TRY IT: Please report every line from the material that contains the word "Прицел".

INFORMATION PROVIDED START

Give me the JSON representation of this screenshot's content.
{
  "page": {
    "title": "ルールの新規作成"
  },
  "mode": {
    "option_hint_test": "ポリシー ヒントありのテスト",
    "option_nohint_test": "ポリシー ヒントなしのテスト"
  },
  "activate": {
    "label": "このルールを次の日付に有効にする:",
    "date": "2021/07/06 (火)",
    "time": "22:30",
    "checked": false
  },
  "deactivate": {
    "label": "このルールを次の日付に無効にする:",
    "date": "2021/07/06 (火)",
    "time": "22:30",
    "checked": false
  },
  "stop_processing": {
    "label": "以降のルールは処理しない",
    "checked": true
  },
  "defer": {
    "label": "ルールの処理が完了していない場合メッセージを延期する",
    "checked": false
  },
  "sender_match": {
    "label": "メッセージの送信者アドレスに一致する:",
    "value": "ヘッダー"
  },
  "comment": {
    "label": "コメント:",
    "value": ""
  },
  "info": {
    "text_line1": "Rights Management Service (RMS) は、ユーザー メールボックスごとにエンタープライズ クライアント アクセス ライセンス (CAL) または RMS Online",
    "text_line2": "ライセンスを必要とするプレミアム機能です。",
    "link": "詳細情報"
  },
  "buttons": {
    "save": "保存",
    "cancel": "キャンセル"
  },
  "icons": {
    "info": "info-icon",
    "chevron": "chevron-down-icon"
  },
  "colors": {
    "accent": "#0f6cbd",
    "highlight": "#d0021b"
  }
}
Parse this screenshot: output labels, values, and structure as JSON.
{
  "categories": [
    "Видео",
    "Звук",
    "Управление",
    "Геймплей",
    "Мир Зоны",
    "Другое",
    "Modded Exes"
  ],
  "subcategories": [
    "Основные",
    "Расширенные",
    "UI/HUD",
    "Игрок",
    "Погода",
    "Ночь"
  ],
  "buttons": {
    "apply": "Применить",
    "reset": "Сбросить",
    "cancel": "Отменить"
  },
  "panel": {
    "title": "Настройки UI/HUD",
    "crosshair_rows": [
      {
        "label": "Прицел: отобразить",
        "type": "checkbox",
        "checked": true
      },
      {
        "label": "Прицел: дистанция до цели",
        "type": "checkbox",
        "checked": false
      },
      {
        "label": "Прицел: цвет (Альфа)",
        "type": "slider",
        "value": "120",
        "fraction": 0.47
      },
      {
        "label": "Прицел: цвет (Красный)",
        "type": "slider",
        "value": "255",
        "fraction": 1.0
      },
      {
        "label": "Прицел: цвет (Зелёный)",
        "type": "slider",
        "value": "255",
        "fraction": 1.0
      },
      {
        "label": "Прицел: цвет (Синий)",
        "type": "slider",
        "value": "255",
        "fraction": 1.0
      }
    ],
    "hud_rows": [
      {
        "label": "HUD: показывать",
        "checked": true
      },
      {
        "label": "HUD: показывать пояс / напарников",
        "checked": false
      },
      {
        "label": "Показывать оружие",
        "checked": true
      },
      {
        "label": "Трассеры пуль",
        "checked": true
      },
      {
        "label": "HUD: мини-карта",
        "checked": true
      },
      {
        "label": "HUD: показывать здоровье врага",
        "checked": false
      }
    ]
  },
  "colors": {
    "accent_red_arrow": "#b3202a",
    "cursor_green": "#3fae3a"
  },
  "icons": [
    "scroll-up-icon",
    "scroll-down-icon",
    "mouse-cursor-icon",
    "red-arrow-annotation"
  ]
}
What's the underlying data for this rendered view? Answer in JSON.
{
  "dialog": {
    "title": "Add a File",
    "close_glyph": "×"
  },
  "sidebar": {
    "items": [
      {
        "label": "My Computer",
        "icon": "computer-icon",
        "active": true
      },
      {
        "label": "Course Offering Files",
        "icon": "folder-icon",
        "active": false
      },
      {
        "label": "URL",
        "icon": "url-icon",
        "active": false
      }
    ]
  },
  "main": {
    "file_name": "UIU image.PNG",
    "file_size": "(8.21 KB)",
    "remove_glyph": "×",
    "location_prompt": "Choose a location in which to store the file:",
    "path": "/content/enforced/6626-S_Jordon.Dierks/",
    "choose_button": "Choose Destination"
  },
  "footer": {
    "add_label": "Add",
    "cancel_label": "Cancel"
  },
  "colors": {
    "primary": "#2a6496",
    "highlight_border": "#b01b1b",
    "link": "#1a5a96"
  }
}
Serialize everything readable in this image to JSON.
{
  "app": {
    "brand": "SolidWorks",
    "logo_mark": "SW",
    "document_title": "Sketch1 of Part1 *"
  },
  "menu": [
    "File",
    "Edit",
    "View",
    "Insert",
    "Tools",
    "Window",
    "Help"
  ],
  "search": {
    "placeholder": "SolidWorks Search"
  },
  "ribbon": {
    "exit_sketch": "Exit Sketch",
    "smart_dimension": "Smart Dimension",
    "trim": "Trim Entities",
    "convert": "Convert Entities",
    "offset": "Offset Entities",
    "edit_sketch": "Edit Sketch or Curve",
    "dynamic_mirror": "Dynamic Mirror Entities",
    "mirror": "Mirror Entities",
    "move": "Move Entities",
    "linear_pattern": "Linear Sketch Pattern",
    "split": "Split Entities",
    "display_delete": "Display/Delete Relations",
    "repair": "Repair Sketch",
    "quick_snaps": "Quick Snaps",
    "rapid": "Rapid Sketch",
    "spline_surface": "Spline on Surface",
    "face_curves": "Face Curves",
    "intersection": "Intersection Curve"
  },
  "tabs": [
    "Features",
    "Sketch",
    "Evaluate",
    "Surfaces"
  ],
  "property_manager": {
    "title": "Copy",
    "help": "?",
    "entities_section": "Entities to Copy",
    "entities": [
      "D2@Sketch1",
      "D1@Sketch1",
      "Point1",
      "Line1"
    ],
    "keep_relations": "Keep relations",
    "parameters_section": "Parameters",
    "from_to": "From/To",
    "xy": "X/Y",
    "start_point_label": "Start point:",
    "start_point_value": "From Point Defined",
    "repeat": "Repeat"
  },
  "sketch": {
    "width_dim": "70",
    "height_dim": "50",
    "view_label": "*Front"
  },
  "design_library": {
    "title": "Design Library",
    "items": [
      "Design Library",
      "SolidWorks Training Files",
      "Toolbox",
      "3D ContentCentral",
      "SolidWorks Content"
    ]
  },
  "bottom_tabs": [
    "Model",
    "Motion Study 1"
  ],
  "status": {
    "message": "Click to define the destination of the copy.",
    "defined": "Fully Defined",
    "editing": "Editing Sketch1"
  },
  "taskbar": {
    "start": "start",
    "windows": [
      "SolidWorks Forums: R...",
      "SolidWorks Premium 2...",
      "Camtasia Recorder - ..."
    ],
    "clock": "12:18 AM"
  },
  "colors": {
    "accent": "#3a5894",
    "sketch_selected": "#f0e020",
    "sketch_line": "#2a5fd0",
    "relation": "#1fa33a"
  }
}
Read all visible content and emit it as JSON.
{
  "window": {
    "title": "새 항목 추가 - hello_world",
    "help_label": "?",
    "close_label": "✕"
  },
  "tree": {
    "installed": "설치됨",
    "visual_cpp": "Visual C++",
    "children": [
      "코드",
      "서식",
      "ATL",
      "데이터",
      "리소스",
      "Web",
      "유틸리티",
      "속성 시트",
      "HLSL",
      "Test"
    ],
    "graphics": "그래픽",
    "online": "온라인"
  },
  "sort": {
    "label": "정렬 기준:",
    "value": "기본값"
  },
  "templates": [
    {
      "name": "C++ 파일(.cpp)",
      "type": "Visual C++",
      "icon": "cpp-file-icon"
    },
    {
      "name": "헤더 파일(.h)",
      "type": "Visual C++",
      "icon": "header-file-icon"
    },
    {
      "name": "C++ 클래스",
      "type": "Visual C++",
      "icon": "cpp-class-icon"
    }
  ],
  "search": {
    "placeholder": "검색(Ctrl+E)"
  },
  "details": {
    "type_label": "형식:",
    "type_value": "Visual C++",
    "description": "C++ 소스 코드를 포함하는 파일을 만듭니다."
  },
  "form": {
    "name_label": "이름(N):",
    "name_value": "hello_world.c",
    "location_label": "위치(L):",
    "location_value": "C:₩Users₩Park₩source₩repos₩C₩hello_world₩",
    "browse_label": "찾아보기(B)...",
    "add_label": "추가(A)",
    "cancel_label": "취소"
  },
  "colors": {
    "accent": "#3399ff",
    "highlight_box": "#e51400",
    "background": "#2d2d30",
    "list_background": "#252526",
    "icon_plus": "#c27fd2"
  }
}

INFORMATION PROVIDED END

RESPONSE TO THE EXERCISE:
        "label": "Прицел: отобразить",
        "label": "Прицел: дистанция до цели",
        "label": "Прицел: цвет (Альфа)",
        "label": "Прицел: цвет (Красный)",
        "label": "Прицел: цвет (Зелёный)",
        "label": "Прицел: цвет (Синий)",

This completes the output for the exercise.